Working data:
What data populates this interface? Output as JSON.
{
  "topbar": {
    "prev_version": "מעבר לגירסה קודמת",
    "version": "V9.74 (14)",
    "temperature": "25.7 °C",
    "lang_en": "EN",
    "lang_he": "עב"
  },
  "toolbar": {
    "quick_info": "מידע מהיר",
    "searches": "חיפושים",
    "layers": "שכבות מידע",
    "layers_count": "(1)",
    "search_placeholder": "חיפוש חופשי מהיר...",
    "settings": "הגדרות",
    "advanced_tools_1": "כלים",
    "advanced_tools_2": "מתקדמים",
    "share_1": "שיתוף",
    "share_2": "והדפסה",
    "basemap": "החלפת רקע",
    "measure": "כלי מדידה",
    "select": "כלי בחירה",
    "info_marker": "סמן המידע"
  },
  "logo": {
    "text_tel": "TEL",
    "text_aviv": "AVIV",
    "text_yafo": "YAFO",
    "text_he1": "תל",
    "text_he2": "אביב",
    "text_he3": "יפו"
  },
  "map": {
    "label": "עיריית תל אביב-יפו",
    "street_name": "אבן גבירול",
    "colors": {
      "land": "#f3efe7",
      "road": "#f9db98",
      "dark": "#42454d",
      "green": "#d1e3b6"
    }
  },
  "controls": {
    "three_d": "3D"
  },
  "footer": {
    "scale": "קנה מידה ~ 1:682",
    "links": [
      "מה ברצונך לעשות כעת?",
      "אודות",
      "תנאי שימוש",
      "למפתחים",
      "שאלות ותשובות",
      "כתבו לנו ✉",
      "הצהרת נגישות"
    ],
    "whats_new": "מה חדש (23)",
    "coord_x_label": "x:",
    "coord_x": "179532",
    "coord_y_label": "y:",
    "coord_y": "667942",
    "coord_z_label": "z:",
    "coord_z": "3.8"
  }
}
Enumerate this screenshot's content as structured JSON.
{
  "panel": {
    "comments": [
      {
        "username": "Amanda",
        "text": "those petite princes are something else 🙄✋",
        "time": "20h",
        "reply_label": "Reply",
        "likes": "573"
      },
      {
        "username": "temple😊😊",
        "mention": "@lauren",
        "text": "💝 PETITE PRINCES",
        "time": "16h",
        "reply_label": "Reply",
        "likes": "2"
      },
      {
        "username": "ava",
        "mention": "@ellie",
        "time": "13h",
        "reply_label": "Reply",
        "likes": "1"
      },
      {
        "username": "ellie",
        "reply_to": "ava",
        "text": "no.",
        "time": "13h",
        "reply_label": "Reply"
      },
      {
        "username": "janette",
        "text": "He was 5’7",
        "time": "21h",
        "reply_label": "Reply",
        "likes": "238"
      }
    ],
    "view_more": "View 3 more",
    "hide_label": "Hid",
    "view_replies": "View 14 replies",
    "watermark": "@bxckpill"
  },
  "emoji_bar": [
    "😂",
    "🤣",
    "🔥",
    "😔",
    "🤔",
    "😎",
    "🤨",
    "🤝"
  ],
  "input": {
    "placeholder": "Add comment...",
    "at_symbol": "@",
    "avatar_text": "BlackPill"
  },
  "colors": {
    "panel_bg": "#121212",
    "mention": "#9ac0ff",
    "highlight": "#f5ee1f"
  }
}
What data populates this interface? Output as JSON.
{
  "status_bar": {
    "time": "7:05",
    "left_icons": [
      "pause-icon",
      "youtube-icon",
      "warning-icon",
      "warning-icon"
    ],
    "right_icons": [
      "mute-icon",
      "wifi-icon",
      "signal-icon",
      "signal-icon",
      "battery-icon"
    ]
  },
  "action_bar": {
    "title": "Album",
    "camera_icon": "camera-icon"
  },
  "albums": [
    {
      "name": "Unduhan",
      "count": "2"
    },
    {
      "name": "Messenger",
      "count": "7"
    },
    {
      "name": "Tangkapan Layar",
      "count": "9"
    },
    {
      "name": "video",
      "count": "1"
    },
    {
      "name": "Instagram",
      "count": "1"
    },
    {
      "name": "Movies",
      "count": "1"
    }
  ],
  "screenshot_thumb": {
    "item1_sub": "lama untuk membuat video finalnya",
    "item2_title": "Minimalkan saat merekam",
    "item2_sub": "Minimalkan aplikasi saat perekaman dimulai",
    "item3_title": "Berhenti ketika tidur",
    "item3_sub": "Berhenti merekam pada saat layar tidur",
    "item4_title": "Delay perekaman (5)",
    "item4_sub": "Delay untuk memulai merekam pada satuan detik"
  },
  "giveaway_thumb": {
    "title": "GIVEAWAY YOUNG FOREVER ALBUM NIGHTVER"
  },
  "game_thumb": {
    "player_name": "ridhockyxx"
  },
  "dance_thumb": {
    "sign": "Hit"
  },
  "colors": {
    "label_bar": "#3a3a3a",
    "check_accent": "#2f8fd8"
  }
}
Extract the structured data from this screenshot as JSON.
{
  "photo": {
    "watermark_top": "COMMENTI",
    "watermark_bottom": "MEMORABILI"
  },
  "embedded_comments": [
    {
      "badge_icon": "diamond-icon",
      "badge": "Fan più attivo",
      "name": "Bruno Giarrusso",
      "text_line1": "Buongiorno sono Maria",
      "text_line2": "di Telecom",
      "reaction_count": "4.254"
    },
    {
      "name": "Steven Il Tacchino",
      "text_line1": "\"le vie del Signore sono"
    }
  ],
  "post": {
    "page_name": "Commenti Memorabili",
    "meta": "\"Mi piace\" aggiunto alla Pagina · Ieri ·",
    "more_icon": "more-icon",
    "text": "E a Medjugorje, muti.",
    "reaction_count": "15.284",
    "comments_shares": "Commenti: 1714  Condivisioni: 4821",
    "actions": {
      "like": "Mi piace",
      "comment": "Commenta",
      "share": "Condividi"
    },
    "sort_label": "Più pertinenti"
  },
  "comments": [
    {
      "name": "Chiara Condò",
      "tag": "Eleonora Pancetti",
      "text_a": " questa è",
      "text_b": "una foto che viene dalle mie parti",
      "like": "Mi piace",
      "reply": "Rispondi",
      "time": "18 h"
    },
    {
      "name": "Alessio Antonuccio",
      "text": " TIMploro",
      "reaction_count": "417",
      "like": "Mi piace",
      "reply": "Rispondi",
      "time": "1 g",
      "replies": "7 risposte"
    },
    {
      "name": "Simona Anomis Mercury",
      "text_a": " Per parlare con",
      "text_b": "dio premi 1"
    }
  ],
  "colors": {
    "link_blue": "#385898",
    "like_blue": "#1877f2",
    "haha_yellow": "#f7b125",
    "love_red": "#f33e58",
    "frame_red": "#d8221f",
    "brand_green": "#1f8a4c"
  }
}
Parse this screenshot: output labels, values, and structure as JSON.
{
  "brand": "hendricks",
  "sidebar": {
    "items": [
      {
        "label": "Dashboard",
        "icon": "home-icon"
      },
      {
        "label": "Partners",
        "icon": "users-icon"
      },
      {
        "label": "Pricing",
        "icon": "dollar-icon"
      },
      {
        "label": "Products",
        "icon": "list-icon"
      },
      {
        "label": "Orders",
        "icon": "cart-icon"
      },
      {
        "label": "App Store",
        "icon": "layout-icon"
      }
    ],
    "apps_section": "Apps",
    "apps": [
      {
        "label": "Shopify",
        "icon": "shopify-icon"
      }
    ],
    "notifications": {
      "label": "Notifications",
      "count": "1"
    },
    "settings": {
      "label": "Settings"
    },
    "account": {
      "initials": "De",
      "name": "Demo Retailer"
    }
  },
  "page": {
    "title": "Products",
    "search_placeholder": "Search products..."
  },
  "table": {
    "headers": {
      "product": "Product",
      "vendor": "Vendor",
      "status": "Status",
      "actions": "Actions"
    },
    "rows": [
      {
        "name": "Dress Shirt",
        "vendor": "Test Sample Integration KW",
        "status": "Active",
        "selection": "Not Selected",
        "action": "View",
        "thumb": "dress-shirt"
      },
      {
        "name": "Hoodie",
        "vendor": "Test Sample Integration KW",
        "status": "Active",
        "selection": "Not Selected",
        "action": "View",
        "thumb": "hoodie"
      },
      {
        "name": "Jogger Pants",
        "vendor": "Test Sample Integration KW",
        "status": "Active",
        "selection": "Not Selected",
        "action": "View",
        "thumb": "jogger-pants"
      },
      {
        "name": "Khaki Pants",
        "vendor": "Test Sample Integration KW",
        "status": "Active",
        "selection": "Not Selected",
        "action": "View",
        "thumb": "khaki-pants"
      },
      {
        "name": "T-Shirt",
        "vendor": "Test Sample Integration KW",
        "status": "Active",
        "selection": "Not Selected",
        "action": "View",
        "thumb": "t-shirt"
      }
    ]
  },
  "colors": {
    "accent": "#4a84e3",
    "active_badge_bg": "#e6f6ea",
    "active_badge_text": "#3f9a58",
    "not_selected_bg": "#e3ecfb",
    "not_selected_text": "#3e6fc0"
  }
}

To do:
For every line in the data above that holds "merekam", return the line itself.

Output for this exercise:
    "item2_title": "Minimalkan saat merekam",
    "item3_sub": "Berhenti merekam pada saat layar tidur",
    "item4_sub": "Delay untuk memulai merekam pada satuan detik"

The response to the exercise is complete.